Over, Under, Around, or Through
When Fred Zeth was 8 years old, his parents were told he had cancer. “Take him home and enjoy him,” the doctors told the Zeths, “because he won’t last long.” It was the late 1950s, and none of the doctors in the greater Philadelphia area had ever heard of fibrous dysplasia or McCune-Albright syndrome (FD/MAS). The unexplained black and blue growth that ballooned Fred’s left cheek to four times its size seemed inexplicable and ominous.
Fred saw every doctor his parents could find in the area until finally, through desperation, his parents leaned on fellow church members who connected the Zeths to Children’s Hospital of Philadelphia and Dr. C Everett Koop. Dr. Koop would go on to serve as Surgeon General under Presidents Reagan and Bush and continued to be a mentor throughout Fred’s life. After taking a biopsy of Fred’s cheek, Dr. Koop diagnosed him with fibrous dysplasia. “Koop was a pediatric surgeon. He took me around the children’s wing where many children really did have terrible, terminal diagnoses. He helped me understand that, yeah, I had a terrible disfigurement, but it was a gift to be able to leave that hospital and live my life.”
And Fred did! “This disease can make you, but it does not define you,” Fred said, reflecting on his journey.
“Over, under, around or through, that’s been my motto. I always find a way.”
Fred’s can-do attitude was fostered by his father who encouraged him to be anything he wanted to be and not to let a diagnosis hold him back. He signed Fred up for karate which helped him gain focus and build confidence. Fred stuck with karate for over 20 years and even earned a black belt. Only once did he use his skills to defend himself in school when a schoolyard bully picked on him for his looks. “One fight was enough, they left me alone after that.”
In his youth, he described himself as a long-haired hippie, and today he remains somewhat of a conservationist. He took up fly fishing as a hobby. He enjoys the peace and quiet of the river and throwing a line on the water to catch smallmouth bass and trout. He still enjoys tent camping and even took up competitive shooting as a new outdoor hobby to enjoy. He teaches environmental school, training people to vet smokestacks for EPA emission levels.
During school, Fred became close friends with a woman who eventually became his wife. For years, his diagnosis made him fear having children, but they did eventually have the joy of having a son. Speaking to Fred, it’s clear that faith, family, and a sense of determination have grounded him despite the difficulties he faced.
Today it’s hard to notice the FD lesions that marred Fred’s face as a child.
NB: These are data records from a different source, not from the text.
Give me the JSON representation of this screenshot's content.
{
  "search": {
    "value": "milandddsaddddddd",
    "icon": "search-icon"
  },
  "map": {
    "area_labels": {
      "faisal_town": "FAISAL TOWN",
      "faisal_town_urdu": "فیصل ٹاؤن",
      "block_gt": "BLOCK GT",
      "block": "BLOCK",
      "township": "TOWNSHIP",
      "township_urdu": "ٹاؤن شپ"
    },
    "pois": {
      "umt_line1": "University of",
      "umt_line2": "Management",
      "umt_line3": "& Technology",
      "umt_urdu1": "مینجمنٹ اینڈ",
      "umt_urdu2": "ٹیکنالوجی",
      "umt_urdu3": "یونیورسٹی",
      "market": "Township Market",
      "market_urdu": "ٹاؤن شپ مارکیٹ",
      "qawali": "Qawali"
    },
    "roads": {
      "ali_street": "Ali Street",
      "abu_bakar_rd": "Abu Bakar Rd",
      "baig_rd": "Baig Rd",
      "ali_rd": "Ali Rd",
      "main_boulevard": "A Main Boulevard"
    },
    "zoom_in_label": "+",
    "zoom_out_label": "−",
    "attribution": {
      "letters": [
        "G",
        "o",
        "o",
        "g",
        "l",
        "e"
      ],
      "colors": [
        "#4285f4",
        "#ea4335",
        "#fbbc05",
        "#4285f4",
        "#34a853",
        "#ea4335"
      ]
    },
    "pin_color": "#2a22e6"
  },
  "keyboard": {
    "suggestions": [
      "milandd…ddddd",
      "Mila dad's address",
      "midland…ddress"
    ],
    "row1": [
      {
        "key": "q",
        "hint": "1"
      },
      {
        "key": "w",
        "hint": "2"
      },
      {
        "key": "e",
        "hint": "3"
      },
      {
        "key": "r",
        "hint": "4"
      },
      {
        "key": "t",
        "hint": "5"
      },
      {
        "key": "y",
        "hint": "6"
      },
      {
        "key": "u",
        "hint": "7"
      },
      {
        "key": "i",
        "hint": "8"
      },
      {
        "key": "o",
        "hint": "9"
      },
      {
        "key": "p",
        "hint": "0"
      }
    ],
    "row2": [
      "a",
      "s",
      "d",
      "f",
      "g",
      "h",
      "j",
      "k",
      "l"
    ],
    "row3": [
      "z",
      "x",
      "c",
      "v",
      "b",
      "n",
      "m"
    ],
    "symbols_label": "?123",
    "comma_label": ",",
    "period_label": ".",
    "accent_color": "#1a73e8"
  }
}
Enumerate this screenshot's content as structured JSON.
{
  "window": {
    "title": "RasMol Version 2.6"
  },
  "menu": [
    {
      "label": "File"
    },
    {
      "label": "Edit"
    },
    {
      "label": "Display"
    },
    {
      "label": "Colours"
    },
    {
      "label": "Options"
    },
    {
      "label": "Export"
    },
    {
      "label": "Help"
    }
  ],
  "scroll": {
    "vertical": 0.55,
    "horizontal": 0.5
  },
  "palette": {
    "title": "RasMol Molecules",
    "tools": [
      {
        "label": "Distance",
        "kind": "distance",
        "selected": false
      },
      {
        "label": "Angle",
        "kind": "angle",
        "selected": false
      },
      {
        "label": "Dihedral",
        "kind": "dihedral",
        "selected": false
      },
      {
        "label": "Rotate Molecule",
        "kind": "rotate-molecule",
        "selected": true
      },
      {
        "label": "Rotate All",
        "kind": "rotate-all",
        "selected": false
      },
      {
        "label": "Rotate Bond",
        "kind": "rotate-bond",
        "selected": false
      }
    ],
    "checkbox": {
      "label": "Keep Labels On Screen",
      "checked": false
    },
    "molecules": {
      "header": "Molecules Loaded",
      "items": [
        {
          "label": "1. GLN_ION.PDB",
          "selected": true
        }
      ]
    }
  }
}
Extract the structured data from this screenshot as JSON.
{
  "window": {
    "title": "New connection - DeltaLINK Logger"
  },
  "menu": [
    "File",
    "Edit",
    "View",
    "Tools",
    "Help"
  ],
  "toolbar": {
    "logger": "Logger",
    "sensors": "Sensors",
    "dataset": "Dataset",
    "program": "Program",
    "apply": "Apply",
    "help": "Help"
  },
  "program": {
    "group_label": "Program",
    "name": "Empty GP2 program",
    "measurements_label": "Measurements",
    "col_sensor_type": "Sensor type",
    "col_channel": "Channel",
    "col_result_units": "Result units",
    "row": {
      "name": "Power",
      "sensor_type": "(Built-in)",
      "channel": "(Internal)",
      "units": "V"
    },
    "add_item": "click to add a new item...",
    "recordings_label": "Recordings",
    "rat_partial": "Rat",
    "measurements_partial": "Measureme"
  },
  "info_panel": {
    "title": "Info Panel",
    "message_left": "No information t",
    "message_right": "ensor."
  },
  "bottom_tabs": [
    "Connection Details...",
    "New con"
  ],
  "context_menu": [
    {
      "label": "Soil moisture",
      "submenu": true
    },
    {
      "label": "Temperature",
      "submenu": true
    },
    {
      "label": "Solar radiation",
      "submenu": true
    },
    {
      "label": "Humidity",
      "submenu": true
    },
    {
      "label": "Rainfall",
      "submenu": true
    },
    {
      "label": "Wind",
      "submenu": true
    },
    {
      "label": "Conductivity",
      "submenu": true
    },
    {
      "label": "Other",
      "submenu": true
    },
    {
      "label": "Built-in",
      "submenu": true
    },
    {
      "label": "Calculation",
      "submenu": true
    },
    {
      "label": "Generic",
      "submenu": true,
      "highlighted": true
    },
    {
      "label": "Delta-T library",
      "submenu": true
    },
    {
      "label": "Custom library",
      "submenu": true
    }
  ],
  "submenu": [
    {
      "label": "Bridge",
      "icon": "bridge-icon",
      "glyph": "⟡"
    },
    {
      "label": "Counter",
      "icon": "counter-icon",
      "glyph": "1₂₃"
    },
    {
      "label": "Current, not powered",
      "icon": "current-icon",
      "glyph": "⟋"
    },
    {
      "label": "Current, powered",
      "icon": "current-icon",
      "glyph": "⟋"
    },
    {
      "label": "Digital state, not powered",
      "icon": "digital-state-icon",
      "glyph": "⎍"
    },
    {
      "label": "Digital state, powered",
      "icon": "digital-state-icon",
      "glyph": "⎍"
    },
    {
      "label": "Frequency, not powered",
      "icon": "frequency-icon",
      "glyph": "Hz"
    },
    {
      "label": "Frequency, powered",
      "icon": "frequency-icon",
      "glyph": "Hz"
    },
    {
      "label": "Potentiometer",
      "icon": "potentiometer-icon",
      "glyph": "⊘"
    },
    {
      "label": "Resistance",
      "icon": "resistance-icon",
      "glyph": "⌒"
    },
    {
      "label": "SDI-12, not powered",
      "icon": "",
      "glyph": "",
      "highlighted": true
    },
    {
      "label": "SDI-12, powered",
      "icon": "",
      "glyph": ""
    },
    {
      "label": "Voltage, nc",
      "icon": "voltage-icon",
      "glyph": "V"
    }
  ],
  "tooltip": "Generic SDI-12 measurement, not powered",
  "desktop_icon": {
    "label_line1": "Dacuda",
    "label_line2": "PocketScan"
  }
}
“I’ve had 20 surgeries over the years, so now it’s barely visible.” More recently, Fred’s struggle has been with pain, “It started about 15 years ago and has been constant ever since,” Fred says, “I’m in pretty severe pain most of the time, but I do my best not to let it impinge upon my life.”
“For a long time, I thought I was the only one in the world with FD. Certainly, I’d never met anyone else with FD until I attended the 2017 conference, which was a real eye-opener” Fred recalls hearing the experts at the conference confirm that FD could not be passed on to children or grandchildren. “I prayed and prayed that my son would not have to face this disease,” said Fred, “Hearing that it couldn’t be passed on was a weight off my shoulders.”
The resources available to the newly diagnosed today astound Fred, who wishes he had that much information and the sense of community that exists now when he was young. Now, Fred tries to be active in the FD/MAS community online. “I feel for the parents of young children who are diagnosed,” said Fred, “I tell them, this won’t limit your child unless YOU limit your child.” He’s always happy to connect with any parent or patient who wants to talk. “FD is not a nice disease,” Fred says, “but you can either give up or get up. I tell them you’re going to be okay, and more than that, maybe you’re even going to be great.”